Information supplied Block Start

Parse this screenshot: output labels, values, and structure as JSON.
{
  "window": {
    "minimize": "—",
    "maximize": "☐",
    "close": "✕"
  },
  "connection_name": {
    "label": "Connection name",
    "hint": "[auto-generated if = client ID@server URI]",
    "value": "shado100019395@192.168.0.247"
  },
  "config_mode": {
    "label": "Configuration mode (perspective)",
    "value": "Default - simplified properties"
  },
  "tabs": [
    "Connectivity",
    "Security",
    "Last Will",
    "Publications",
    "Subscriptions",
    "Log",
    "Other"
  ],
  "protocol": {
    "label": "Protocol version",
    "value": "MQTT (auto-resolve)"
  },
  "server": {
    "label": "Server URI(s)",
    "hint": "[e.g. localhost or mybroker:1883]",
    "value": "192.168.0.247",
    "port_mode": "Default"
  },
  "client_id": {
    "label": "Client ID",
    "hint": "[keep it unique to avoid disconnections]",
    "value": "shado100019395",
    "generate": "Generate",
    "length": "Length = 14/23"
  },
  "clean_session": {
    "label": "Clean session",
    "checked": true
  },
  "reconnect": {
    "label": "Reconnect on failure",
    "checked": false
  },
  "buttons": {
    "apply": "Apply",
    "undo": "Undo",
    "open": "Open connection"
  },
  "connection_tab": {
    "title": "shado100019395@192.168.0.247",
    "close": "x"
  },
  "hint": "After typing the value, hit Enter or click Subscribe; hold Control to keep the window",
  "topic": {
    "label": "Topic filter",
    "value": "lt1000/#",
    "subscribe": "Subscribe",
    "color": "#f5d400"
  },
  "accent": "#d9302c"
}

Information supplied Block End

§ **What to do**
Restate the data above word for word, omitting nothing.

§ **Output of the task**
Parse this screenshot: output labels, values, and structure as JSON.
{
  "window": {
    "minimize": "—",
    "maximize": "☐",
    "close": "✕"
  },
  "connection_name": {
    "label": "Connection name",
    "hint": "[auto-generated if = client ID@server URI]",
    "value": "shado100019395@192.168.0.247"
  },
  "config_mode": {
    "label": "Configuration mode (perspective)",
    "value": "Default - simplified properties"
  },
  "tabs": [
    "Connectivity",
    "Security",
    "Last Will",
    "Publications",
    "Subscriptions",
    "Log",
    "Other"
  ],
  "protocol": {
    "label": "Protocol version",
    "value": "MQTT (auto-resolve)"
  },
  "server": {
    "label": "Server URI(s)",
    "hint": "[e.g. localhost or mybroker:1883]",
    "value": "192.168.0.247",
    "port_mode": "Default"
  },
  "client_id": {
    "label": "Client ID",
    "hint": "[keep it unique to avoid disconnections]",
    "value": "shado100019395",
    "generate": "Generate",
    "length": "Length = 14/23"
  },
  "clean_session": {
    "label": "Clean session",
    "checked": true
  },
  "reconnect": {
    "label": "Reconnect on failure",
    "checked": false
  },
  "buttons": {
    "apply": "Apply",
    "undo": "Undo",
    "open": "Open connection"
  },
  "connection_tab": {
    "title": "shado100019395@192.168.0.247",
    "close": "x"
  },
  "hint": "After typing the value, hit Enter or click Subscribe; hold Control to keep the window",
  "topic": {
    "label": "Topic filter",
    "value": "lt1000/#",
    "subscribe": "Subscribe",
    "color": "#f5d400"
  },
  "accent": "#d9302c"
}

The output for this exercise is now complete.